02:55:23 <rbergeron> Q: for example folks are talking about enabling remote  participation in fudcons... sounds like something an  infrastructure app or two might help with
02:55:47 <nirik> A: I think fesco can/should ask for resources from infrastructure when needed... or work with them to get things implemented that are decided on.
02:56:37 <nirik> fedora talk could/may help some, but even then, it's difficult to participate with 8 talks going on in 8 rooms. ;)
02:56:54 <brunowolff> And Infrastructure also might ask FESCO to help them find help getting apps written such as using Fedora Engineering Services.
02:56:56 <kylem> i think fesco can act as an technical interface between sides, if possible, but other than that, i'm not sure.
02:57:15 <notting> fesco certainly can ask infrastructure for resources... but there are still resources that need to be rounded up. for example, infrastructure might run fedoratalk, but they still need people willing to run the conference rooms
02:58:09 <jforbes> I think FESCo is a user of Fedora Infrastructure, and can possibly be of assistance to Fedora Infrastructure, but I don't know that there is any more formal of a relationship than that
02:58:11 <nirik> Fedora Engineering Services may be able to help getting things implemented that fesco thinks need to be implemented. Otherwise the only power fesco has to implement things is it's members... ;)
03:00:06 <mclasen> I don't really know enough about how fedora infrastructure is run to answer that; but I could see a role for fesco in making sure that important features have the infrastructure resources they need
03:00:12 <rbergeron> Okay, folks, it's the end of our hour.
03:00:40 <rbergeron> If it's okay, I'd like to post the questions nirik missed to him, so that we can get that in the logs.
03:00:50 <rbergeron> Otherwise, we are out of questions.
03:00:51 <jforbes> Thanks for putting this together
03:00:54 * inode0 thanks rbergeron and our other moderators for helping with town halls this election, the candidates for sharing their time and ideas, and the audience for caring enough about Fedora to come and participate
03:00:56 <nirik> thanks rbergeron
03:01:02 <notting> thanks rbergeron
03:01:04 <kylem> thanks.
03:01:12 <jforbes> rbergeron: sure, niriks answers would be good in the logs
03:01:26 <rbergeron> Question #1: what do you think is fesco's biggest   challenge  over the coming term?
03:01:27 <nirik> I'd like to add that if anyone have further questions for me, feel free to email me or catch me on irc.
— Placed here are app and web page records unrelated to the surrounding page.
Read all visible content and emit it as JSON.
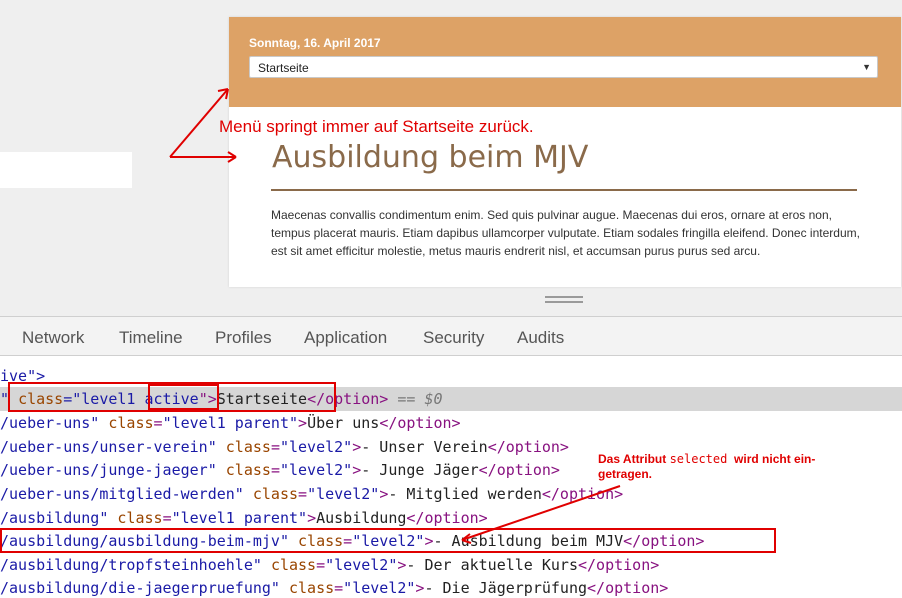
{
  "preview": {
    "date": "Sonntag, 16. April 2017",
    "menu_select": {
      "value": "Startseite",
      "arrow": "▼"
    },
    "heading": "Ausbildung beim MJV",
    "body_text": "Maecenas convallis condimentum enim. Sed quis pulvinar augue. Maecenas dui eros, ornare at eros non, tempus placerat mauris. Etiam dapibus ullamcorper vulputate. Etiam sodales fringilla eleifend. Donec interdum, est sit amet efficitur molestie, metus mauris endrerit nisl, et accumsan purus purus sed arcu."
  },
  "annotations": {
    "menu_note": "Menü springt immer auf Startseite zurück.",
    "selected_note_prefix": "Das Attribut ",
    "selected_note_code": "selected",
    "selected_note_suffix": "  wird nicht ein-",
    "selected_note_line2": "getragen."
  },
  "devtools": {
    "tabs": [
      "Network",
      "Timeline",
      "Profiles",
      "Application",
      "Security",
      "Audits"
    ],
    "lines": [
      {
        "a": "ive\">"
      },
      {
        "q": "\" ",
        "attr": "class",
        "eq": "=\"",
        "v1": "level1 ",
        "v2": "active",
        "close": "\">",
        "text": "Startseite",
        "end": "</option>",
        "cmt": " == $0"
      },
      {
        "path": "/ueber-uns\" ",
        "attr": "class",
        "val": "\"level1 parent\"",
        "gt": ">",
        "text": "Über uns",
        "end": "</option>"
      },
      {
        "path": "/ueber-uns/unser-verein\" ",
        "attr": "class",
        "val": "\"level2\"",
        "gt": ">",
        "text": "- Unser Verein",
        "end": "</option>"
      },
      {
        "path": "/ueber-uns/junge-jaeger\" ",
        "attr": "class",
        "val": "\"level2\"",
        "gt": ">",
        "text": "- Junge Jäger",
        "end": "</option>"
      },
      {
        "path": "/ueber-uns/mitglied-werden\" ",
        "attr": "class",
        "val": "\"level2\"",
        "gt": ">",
        "text": "- Mitglied werden",
        "end": "</option>"
      },
      {
        "path": "/ausbildung\" ",
        "attr": "class",
        "val": "\"level1 parent\"",
        "gt": ">",
        "text": "Ausbildung",
        "end": "</option>"
      },
      {
        "path": "/ausbildung/ausbildung-beim-mjv\" ",
        "attr": "class",
        "val": "\"level2\"",
        "gt": ">",
        "text": "- Ausbildung beim MJV",
        "end": "</option>"
      },
      {
        "path": "/ausbildung/tropfsteinhoehle\" ",
        "attr": "class",
        "val": "\"level2\"",
        "gt": ">",
        "text": "- Der aktuelle Kurs",
        "end": "</option>"
      },
      {
        "path": "/ausbildung/die-jaegerpruefung\" ",
        "attr": "class",
        "val": "\"level2\"",
        "gt": ">",
        "text": "- Die Jägerprüfung",
        "end": "</option>"
      }
    ]
  },
  "colors": {
    "header": "#dda266",
    "annotation": "#e00000",
    "heading": "#8a6a4a"
  }
}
I'm happy to talk to any folks about their questions.
03:01:37 <nirik> 1: Balancing the needs/desires of maintainers, qa folks, and end users, so everyone can find fedora fun and enjoy using it.
03:01:59 <rbergeron> question 2 was - Q wrt kylem's comment: please expand upon  that thought.   What  role do you see FESCO playing in the  larger discussion  of  Fedora direction?
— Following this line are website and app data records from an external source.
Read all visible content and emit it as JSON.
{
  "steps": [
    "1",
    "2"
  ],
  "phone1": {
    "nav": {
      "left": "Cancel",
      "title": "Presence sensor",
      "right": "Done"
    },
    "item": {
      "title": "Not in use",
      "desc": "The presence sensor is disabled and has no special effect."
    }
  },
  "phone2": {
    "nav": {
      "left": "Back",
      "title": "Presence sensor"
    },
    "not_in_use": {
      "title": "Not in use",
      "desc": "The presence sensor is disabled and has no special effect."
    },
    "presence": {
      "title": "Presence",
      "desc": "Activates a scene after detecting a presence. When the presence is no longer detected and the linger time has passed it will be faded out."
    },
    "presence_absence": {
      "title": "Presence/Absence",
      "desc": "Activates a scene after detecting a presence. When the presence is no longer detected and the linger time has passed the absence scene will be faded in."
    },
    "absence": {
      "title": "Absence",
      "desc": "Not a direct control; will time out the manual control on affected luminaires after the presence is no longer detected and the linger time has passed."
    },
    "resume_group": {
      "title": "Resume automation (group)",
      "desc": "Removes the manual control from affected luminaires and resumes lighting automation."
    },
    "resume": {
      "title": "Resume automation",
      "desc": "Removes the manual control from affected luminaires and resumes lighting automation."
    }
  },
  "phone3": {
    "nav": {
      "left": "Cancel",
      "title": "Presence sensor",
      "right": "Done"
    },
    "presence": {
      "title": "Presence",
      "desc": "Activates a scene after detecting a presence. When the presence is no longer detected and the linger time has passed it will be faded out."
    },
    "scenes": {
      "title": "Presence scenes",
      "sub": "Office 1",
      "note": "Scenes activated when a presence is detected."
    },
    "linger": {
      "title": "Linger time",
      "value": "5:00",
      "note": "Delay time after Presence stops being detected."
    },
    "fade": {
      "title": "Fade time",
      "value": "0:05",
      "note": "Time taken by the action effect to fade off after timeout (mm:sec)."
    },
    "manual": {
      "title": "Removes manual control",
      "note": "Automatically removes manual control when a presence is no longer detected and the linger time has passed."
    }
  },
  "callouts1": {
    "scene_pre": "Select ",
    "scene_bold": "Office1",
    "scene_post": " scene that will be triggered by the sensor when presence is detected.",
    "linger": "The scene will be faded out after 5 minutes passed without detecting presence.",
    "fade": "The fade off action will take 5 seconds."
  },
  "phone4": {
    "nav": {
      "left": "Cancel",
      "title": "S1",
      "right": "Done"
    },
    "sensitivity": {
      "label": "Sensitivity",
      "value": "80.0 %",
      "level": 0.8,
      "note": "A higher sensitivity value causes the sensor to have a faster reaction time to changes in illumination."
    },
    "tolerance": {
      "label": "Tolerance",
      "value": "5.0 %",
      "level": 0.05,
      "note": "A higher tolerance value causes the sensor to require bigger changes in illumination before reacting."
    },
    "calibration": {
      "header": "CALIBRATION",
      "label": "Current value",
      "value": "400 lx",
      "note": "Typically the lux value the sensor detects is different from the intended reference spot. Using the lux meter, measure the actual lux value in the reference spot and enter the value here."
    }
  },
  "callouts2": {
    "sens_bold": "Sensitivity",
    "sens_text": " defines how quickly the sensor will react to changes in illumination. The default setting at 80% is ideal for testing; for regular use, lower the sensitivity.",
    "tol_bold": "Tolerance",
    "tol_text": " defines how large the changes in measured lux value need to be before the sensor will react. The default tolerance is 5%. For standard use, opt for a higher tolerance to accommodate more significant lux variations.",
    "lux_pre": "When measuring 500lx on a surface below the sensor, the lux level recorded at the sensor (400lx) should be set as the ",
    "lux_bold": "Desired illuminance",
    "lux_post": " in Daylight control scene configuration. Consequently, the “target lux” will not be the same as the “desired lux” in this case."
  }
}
03:02:04 <rbergeron> kylem's comment was,
03:02:14 <nirik> 2: Well, we are the techincal side. So, if the Board gives us a vision we should work
03:02:15 <nirik> to implement it. However, I would like to see us step up and implement things
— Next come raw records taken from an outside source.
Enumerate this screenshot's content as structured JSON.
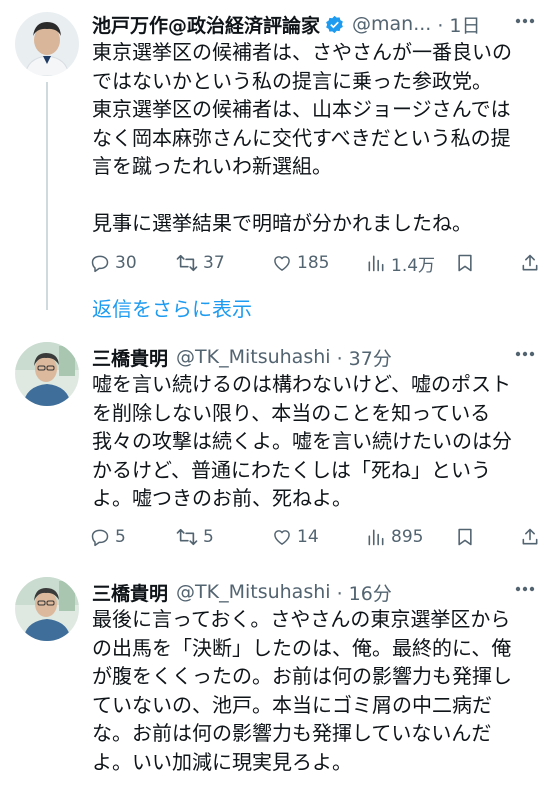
{
  "tweets": [
    {
      "name": "池戸万作@政治経済評論家",
      "handle": "@man...",
      "time": "· 1日",
      "verified": true,
      "text": "東京選挙区の候補者は、さやさんが一番良いの\nではないかという私の提言に乗った参政党。\n東京選挙区の候補者は、山本ジョージさんでは\nなく岡本麻弥さんに交代すべきだという私の提\n言を蹴ったれいわ新選組。\n\n見事に選挙結果で明暗が分かれましたね。",
      "replies": "30",
      "retweets": "37",
      "likes": "185",
      "views": "1.4万"
    },
    {
      "name": "三橋貴明",
      "handle": "@TK_Mitsuhashi",
      "time": "· 37分",
      "verified": false,
      "text": "嘘を言い続けるのは構わないけど、嘘のポスト\nを削除しない限り、本当のことを知っている\n我々の攻撃は続くよ。嘘を言い続けたいのは分\nかるけど、普通にわたくしは「死ね」という\nよ。嘘つきのお前、死ねよ。",
      "replies": "5",
      "retweets": "5",
      "likes": "14",
      "views": "895"
    },
    {
      "name": "三橋貴明",
      "handle": "@TK_Mitsuhashi",
      "time": "· 16分",
      "verified": false,
      "text": "最後に言っておく。さやさんの東京選挙区から\nの出馬を「決断」したのは、俺。最終的に、俺\nが腹をくくったの。お前は何の影響力も発揮し\nていないの、池戸。本当にゴミ屑の中二病だ\nな。お前は何の影響力も発揮していないんだ\nよ。いい加減に現実見ろよ。"
    }
  ],
  "show_replies_label": "返信をさらに表示",
  "colors": {
    "accent": "#1d9bf0",
    "secondary_text": "#536471",
    "thread_line": "#cfd9de"
  },
  "icons": [
    "verified-badge-icon",
    "more-icon",
    "reply-icon",
    "retweet-icon",
    "like-icon",
    "views-icon",
    "bookmark-icon",
    "share-icon"
  ]
}
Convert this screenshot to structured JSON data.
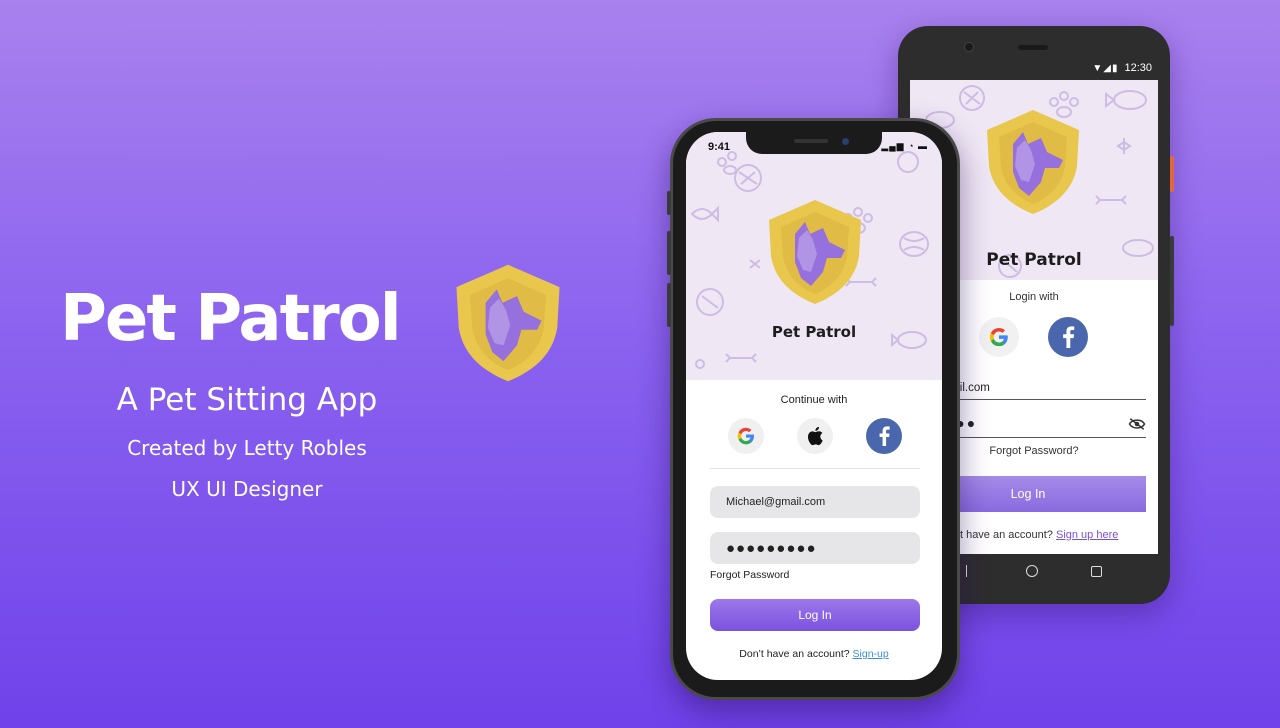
{
  "hero": {
    "title": "Pet Patrol",
    "subtitle": "A Pet Sitting App",
    "credit": "Created by Letty Robles",
    "role": "UX UI Designer"
  },
  "colors": {
    "background_top": "#a981ee",
    "background_bottom": "#6f42ea",
    "shield_gold": "#e9c64c",
    "shield_purple": "#9670dc",
    "button_purple": "#8a6ae0",
    "facebook_blue": "#4a67ad",
    "link_blue": "#3a8fe0"
  },
  "android": {
    "status_time": "12:30",
    "app_title": "Pet Patrol",
    "login_with": "Login with",
    "social": [
      "google-icon",
      "facebook-icon"
    ],
    "email_value": "hael@gmail.com",
    "password_value": "●●●●●●●",
    "forgot_label": "Forgot Password?",
    "login_label": "Log In",
    "signup_prompt": "on't have an account?",
    "signup_link": "Sign up here"
  },
  "iphone": {
    "status_time": "9:41",
    "app_title": "Pet Patrol",
    "continue_with": "Continue with",
    "social": [
      "google-icon",
      "apple-icon",
      "facebook-icon"
    ],
    "email_value": "Michael@gmail.com",
    "password_value": "●●●●●●●●●",
    "forgot_label": "Forgot Password",
    "login_label": "Log In",
    "signup_prompt": "Don’t have an account?",
    "signup_link": "Sign-up"
  }
}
03:02:15 <nirik> that need doing via Fedora engineering services, or fesco members stepping up to make
03:02:15 <nirik> things happen.
03:02:21 <rbergeron> I think the biggest challenge is going to be trying to define  what the goal of the project is. I'd like to see Fedora be a   more cohesive competitor with Ubuntu, instead of just being a  fragmented collection of packages that it feels like  sometimes.
03:02:25 * rbergeron grins
03:02:46 <rbergeron> question 3: question 3 - Q wrt current question: How do you want to solve  technical  conflicts between various groups in Fedora, such  as when one  group wants to remove something another group  depends on?
03:02:56 <nirik> Case by case. I think most of those issues in the past have been able to be
03:02:56 <nirik> solved by just compromising. For example, the group that wants to remove something
03:02:56 <nirik> could just allow someone from the other group to take over maintaining it.
03:03:21 <rbergeron> Awesome. I think that's it.
03:03:35 <nirik> thanks again. Sorry I was late. ;(
03:03:46 * rbergeron thanks everyone for their participation and reminds everyone to vote, vote, vote!
03:04:12 <rbergeron> #endmeeting